The problem.
Output a faithful copy of the entries, every picture removed.

Information shown Block Start

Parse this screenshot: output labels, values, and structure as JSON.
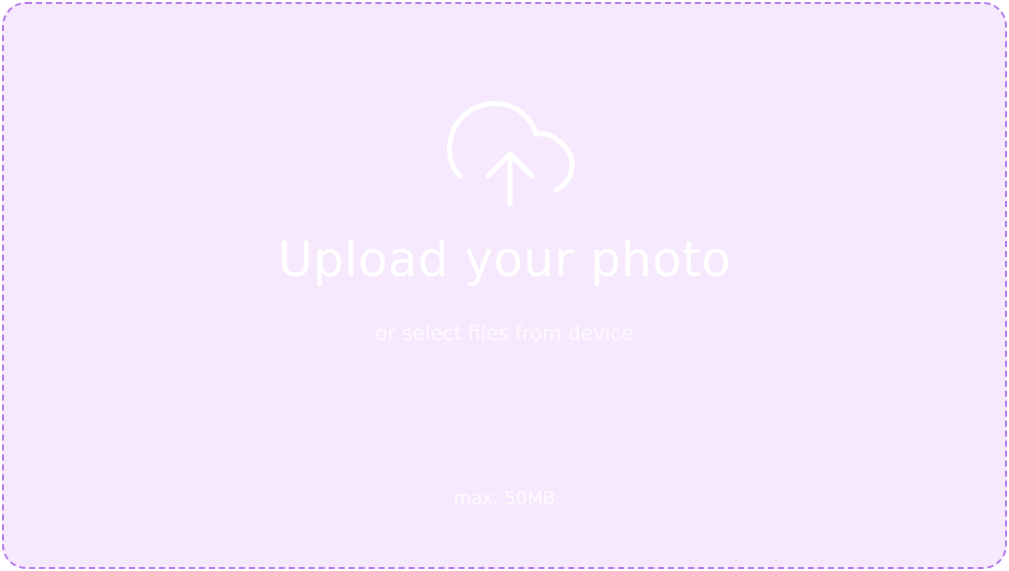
{
  "upload": {
    "title": "Upload your photo",
    "subtitle": "or select files from device",
    "limit": "max. 50MB",
    "icon": "cloud-upload-icon"
  },
  "colors": {
    "background": "#f7e9fd",
    "border": "#b57cf0",
    "text": "#ffffff"
  }
}
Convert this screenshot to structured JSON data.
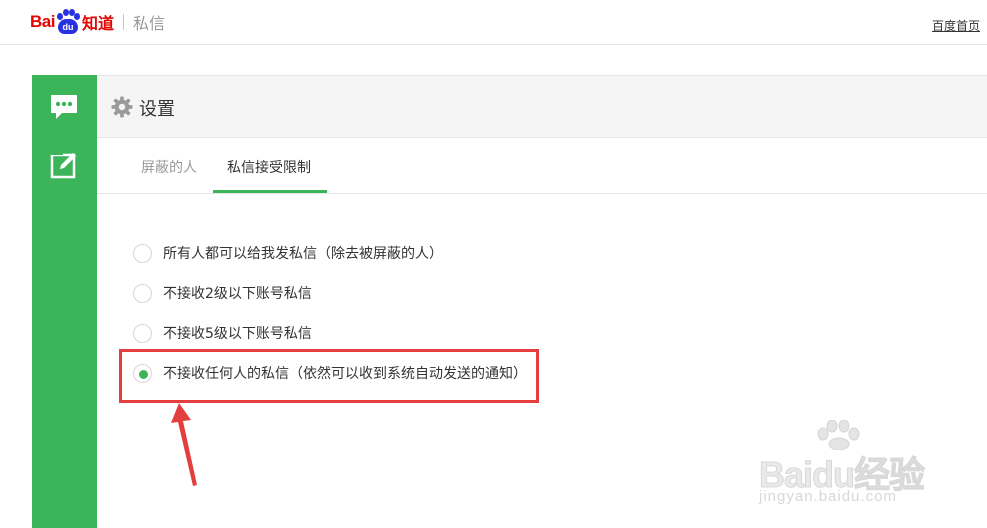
{
  "header": {
    "logo_text_bai": "Bai",
    "logo_text_du": "du",
    "logo_text_product": "知道",
    "section_title": "私信",
    "home_link": "百度首页"
  },
  "sidebar": {
    "items": [
      {
        "icon": "chat-bubble-icon"
      },
      {
        "icon": "edit-icon"
      }
    ],
    "color": "#3cb45a"
  },
  "panel": {
    "title": "设置",
    "title_icon": "gear-icon",
    "tabs": [
      {
        "label": "屏蔽的人",
        "active": false
      },
      {
        "label": "私信接受限制",
        "active": true
      }
    ],
    "options": [
      {
        "label": "所有人都可以给我发私信（除去被屏蔽的人）",
        "selected": false
      },
      {
        "label": "不接收2级以下账号私信",
        "selected": false
      },
      {
        "label": "不接收5级以下账号私信",
        "selected": false
      },
      {
        "label": "不接收任何人的私信（依然可以收到系统自动发送的通知）",
        "selected": true
      }
    ]
  },
  "watermark": {
    "main": "Baidu经验",
    "url": "jingyan.baidu.com"
  },
  "colors": {
    "accent": "#3cb45a",
    "annotation": "#e33f3f",
    "brand_red": "#e10602",
    "brand_blue": "#2932e1"
  }
}
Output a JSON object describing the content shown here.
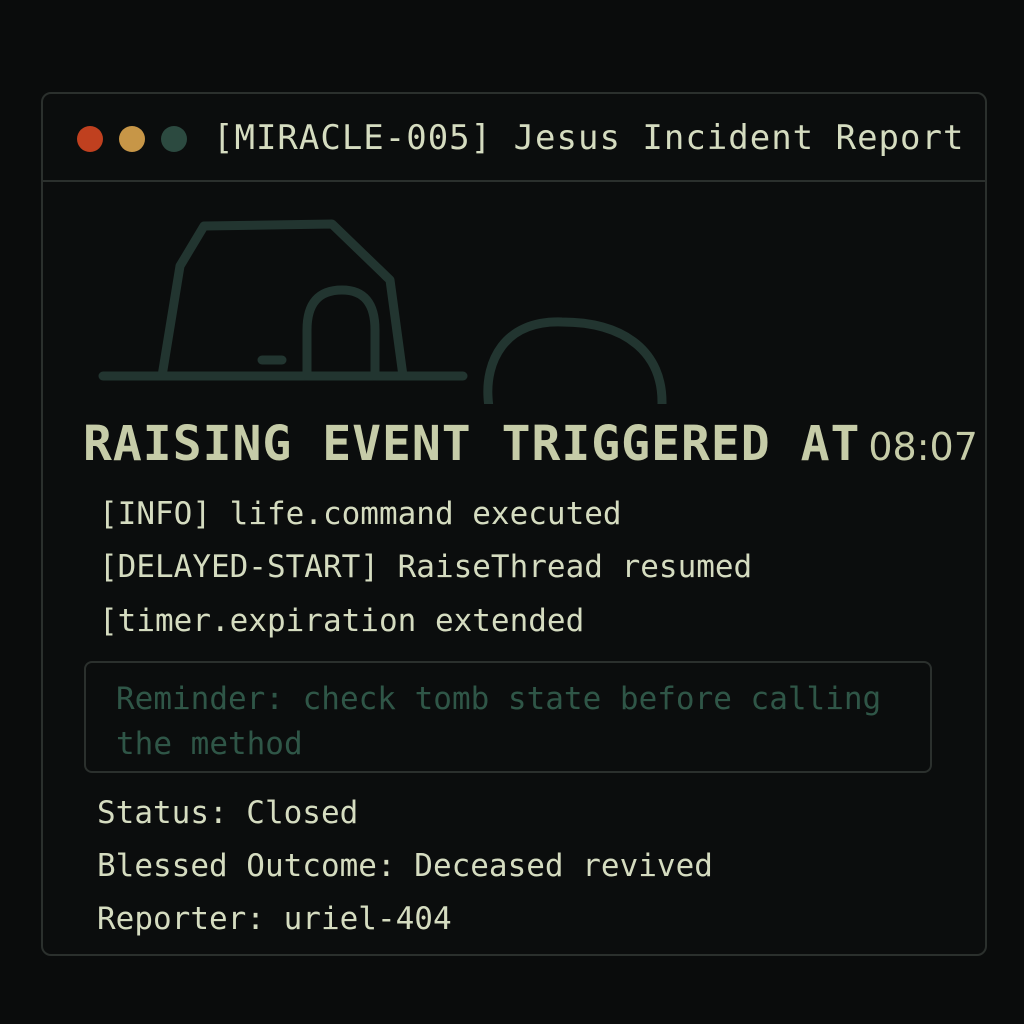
{
  "window": {
    "title": "[MIRACLE-005] Jesus Incident Report",
    "controls": {
      "close_color": "#c0401f",
      "minimize_color": "#c79647",
      "maximize_color": "#2c4a40"
    }
  },
  "illustration": {
    "icons": [
      "tomb-icon",
      "stone-icon"
    ]
  },
  "headline": {
    "text": "RAISING EVENT TRIGGERED AT",
    "time": "08:07"
  },
  "log": [
    "[INFO] life.command executed",
    "[DELAYED-START] RaiseThread resumed",
    "[timer.expiration extended"
  ],
  "reminder": "Reminder: check tomb state before calling the method",
  "meta": {
    "status": "Status: Closed",
    "outcome": "Blessed Outcome: Deceased revived",
    "reporter": "Reporter: uriel-404"
  }
}
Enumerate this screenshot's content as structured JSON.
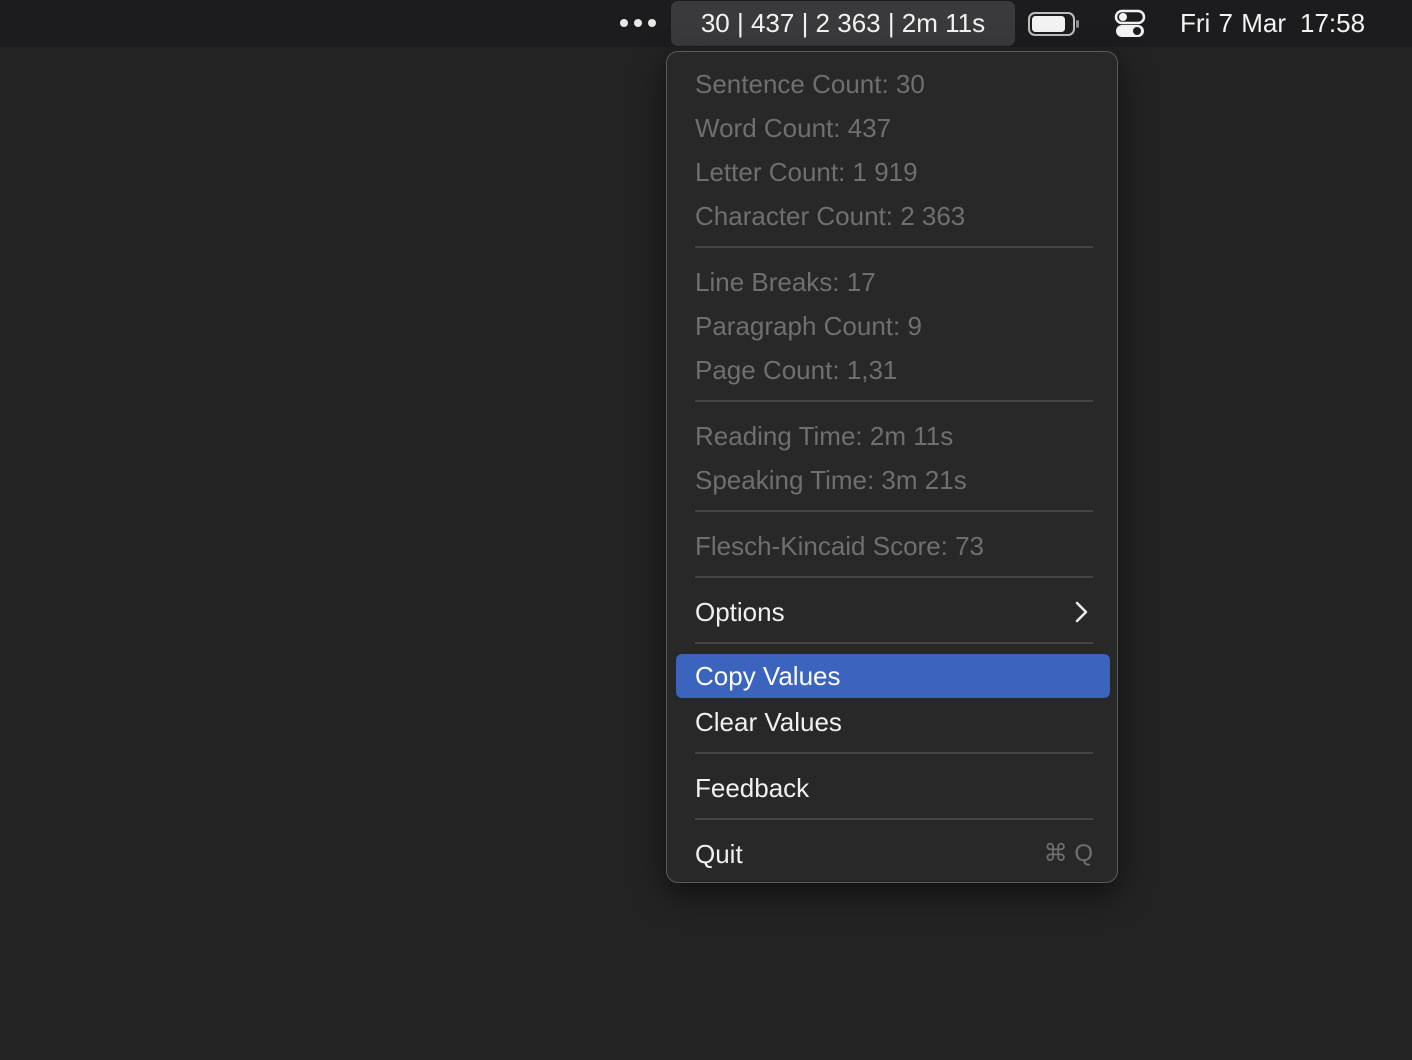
{
  "menubar": {
    "more_icon": "ellipsis-icon",
    "status_text": "30 | 437 | 2 363 | 2m 11s",
    "battery_icon": "battery-icon",
    "control_center_icon": "control-center-icon",
    "date": "Fri 7 Mar",
    "time": "17:58"
  },
  "menu": {
    "stats": [
      "Sentence Count: 30",
      "Word Count: 437",
      "Letter Count: 1 919",
      "Character Count: 2 363",
      "Line Breaks: 17",
      "Paragraph Count: 9",
      "Page Count: 1,31",
      "Reading Time: 2m 11s",
      "Speaking Time: 3m 21s",
      "Flesch-Kincaid Score: 73"
    ],
    "options_label": "Options",
    "copy_values_label": "Copy Values",
    "clear_values_label": "Clear Values",
    "feedback_label": "Feedback",
    "quit_label": "Quit",
    "quit_shortcut": "⌘ Q"
  },
  "colors": {
    "highlight": "#3a64bd",
    "menu_background": "#282828",
    "disabled_text": "#6f6f6f"
  }
}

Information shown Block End

Reply.
Parse this screenshot: output labels, values, and structure as JSON.
{
  "upload": {
    "title": "Upload your photo",
    "subtitle": "or select files from device",
    "limit": "max. 50MB",
    "icon": "cloud-upload-icon"
  },
  "colors": {
    "background": "#f7e9fd",
    "border": "#b57cf0",
    "text": "#ffffff"
  }
}
Convert this screenshot to structured JSON data.
{
  "header": {
    "logo_text_bai": "Bai",
    "logo_text_du": "du",
    "logo_text_product": "知道",
    "section_title": "私信",
    "home_link": "百度首页"
  },
  "sidebar": {
    "items": [
      {
        "icon": "chat-bubble-icon"
      },
      {
        "icon": "edit-icon"
      }
    ],
    "color": "#3cb45a"
  },
  "panel": {
    "title": "设置",
    "title_icon": "gear-icon",
    "tabs": [
      {
        "label": "屏蔽的人",
        "active": false
      },
      {
        "label": "私信接受限制",
        "active": true
      }
    ],
    "options": [
      {
        "label": "所有人都可以给我发私信（除去被屏蔽的人）",
        "selected": false
      },
      {
        "label": "不接收2级以下账号私信",
        "selected": false
      },
      {
        "label": "不接收5级以下账号私信",
        "selected": false
      },
      {
        "label": "不接收任何人的私信（依然可以收到系统自动发送的通知）",
        "selected": true
      }
    ]
  },
  "watermark": {
    "main": "Baidu经验",
    "url": "jingyan.baidu.com"
  },
  "colors": {
    "accent": "#3cb45a",
    "annotation": "#e33f3f",
    "brand_red": "#e10602",
    "brand_blue": "#2932e1"
  }
}
Output a JSON object describing the content shown here.
{
  "window": {
    "title": "[MIRACLE-005] Jesus Incident Report",
    "controls": {
      "close_color": "#c0401f",
      "minimize_color": "#c79647",
      "maximize_color": "#2c4a40"
    }
  },
  "illustration": {
    "icons": [
      "tomb-icon",
      "stone-icon"
    ]
  },
  "headline": {
    "text": "RAISING EVENT TRIGGERED AT",
    "time": "08:07"
  },
  "log": [
    "[INFO] life.command executed",
    "[DELAYED-START] RaiseThread resumed",
    "[timer.expiration extended"
  ],
  "reminder": "Reminder: check tomb state before calling the method",
  "meta": {
    "status": "Status: Closed",
    "outcome": "Blessed Outcome: Deceased revived",
    "reporter": "Reporter: uriel-404"
  }
}
Enumerate this screenshot's content as structured JSON.
{
  "menubar": {
    "more_icon": "ellipsis-icon",
    "status_text": "30 | 437 | 2 363 | 2m 11s",
    "battery_icon": "battery-icon",
    "control_center_icon": "control-center-icon",
    "date": "Fri 7 Mar",
    "time": "17:58"
  },
  "menu": {
    "stats": [
      "Sentence Count: 30",
      "Word Count: 437",
      "Letter Count: 1 919",
      "Character Count: 2 363",
      "Line Breaks: 17",
      "Paragraph Count: 9",
      "Page Count: 1,31",
      "Reading Time: 2m 11s",
      "Speaking Time: 3m 21s",
      "Flesch-Kincaid Score: 73"
    ],
    "options_label": "Options",
    "copy_values_label": "Copy Values",
    "clear_values_label": "Clear Values",
    "feedback_label": "Feedback",
    "quit_label": "Quit",
    "quit_shortcut": "⌘ Q"
  },
  "colors": {
    "highlight": "#3a64bd",
    "menu_background": "#282828",
    "disabled_text": "#6f6f6f"
  }
}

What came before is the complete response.